We broke for a quick lunch following session four and were joined at the table by Vandana Sikka, chairperson for Infosys Foundation USA and Code.org founder Hadi Partovi. It was so exciting to meet one of the visionaries behind the Crossroads conference and, on top of that, one of my personal heroes whose organization has been for many the public face of the computer science education movement that inspired Kids Code Mississippi.
The lineup for Session Five included Cameron Wilson, the COO and President of Code.org (See my interview with Cameron Wilson on the Maris, West & Baker blog); Dave Reed, director of CS and Informatics at Creighton University and board member of the Computer Science Teachers Association (CSTA); Jan Cuny, a computer scientist and program director for the Directorate for Computer & Information Science & Engineering (CISE) at the National Science Foundation (also a former CS faculty member at Purdue University – Go Boilers!); and Leigh Ann DyLyser, Director of Education and Research at CSNYC. The discussion was moderated by Kumar Garg, a senior fellow at the Society for Science & the Public and former Assistant Director for Learning and Innovation at the White House Office of Science and Technology Policy.
Cameron Wilson discussed how he became involved in the computer science education movement, first advocating for CS classes in Fairfax County, Virginia and later as the Director of Public Policy at the Association for Computing Machinery (ACM) and more recently as the COO and VP of Government Affairs at Code.org. Initially, the lack of professional development for K-12 teachers was a large barrier to expanding coding opportunities in schools. Today, Code.org is offering free PD opportunities across the country. Currently, their focus in on preparing in-service teachers. But they recognize that reaching pre-service teachers will become increasingly important to continue the momentum.
Dave Reed addressed the need for more CS teachers to bring computer science to a greater number of students and expand the opportunities to more diverse students, including students who will benefit from computer science instruction but are not destined for CS careers. The new AP Computer Science Principles course is designed with this inclusivity in mind. He discussed microcredentials and digital badges as an exciting way to establish teacher credentials in a field that’s fast-changing and demanding.

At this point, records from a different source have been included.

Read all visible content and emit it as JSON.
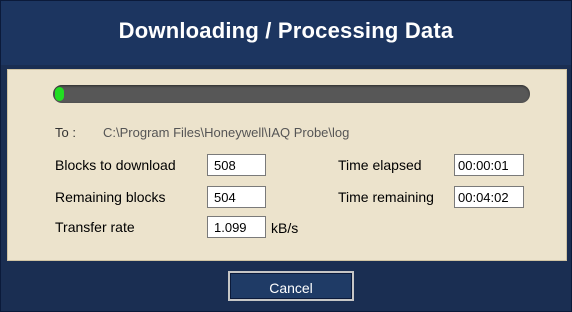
{
  "window": {
    "title": "Downloading / Processing Data"
  },
  "progress": {
    "fraction": 0.02
  },
  "destination": {
    "label": "To :",
    "path": "C:\\Program Files\\Honeywell\\IAQ Probe\\log"
  },
  "stats": {
    "blocks_to_download": {
      "label": "Blocks to download",
      "value": "508"
    },
    "remaining_blocks": {
      "label": "Remaining blocks",
      "value": "504"
    },
    "transfer_rate": {
      "label": "Transfer rate",
      "value": "1.099",
      "unit": "kB/s"
    },
    "time_elapsed": {
      "label": "Time elapsed",
      "value": "00:00:01"
    },
    "time_remaining": {
      "label": "Time remaining",
      "value": "00:04:02"
    }
  },
  "buttons": {
    "cancel": "Cancel"
  },
  "colors": {
    "header_bg": "#1c3560",
    "panel_bg": "#ece3cc",
    "progress_fill": "#22dd22",
    "progress_track": "#575757"
  }
}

While it will be important for credentials to be portable across states, Reed acknowledged that there is a risk of credentialed teachers leaving low resource schools for greener pastures.
Jan Cuny described how quickly the environment for CS education has changed in recent years, telling the story of two appearances on a Washington D.C. radio call-in show, where she discussed computer science education. During the first appearance, listener calls were almost universally negative and even openly hostile. Callers wondered why students should have to learn computer science at all. Four years, in 2014, she appeared on the show again and opinions had changed drastically in favor of CS Ed. According to Cuny, the NSF if committed to funding $120 million on computer science education.
Leigh Ann talked about the fact that, until recent years, there were few opportunities for public school students in New York City to learn computer science. With her organization’s support, the city launched the city’s first CS-themed public high school, The Academy for Software Engineering. The organization is working to support former New York mayor Bill de Blasio’s 10-year CS4All commitment to reach every student in New York public schools. Leigh Ann discussed the growing interest in integrated CS (incorporating programming into non-CS classes) and said that she is hearing that Scratch is the new diorama project.
Below, you can watch a conversation between Vandana Sikka and Code.org CEO, Hadi Partovi, about expanding access to CS Education from the 2015 Infosys Confluence conference.
Photo (top): Mississippi girls code at a weekend workshop at Ridgeland’s Highland Elementary School. Photo by Sissy Lynn.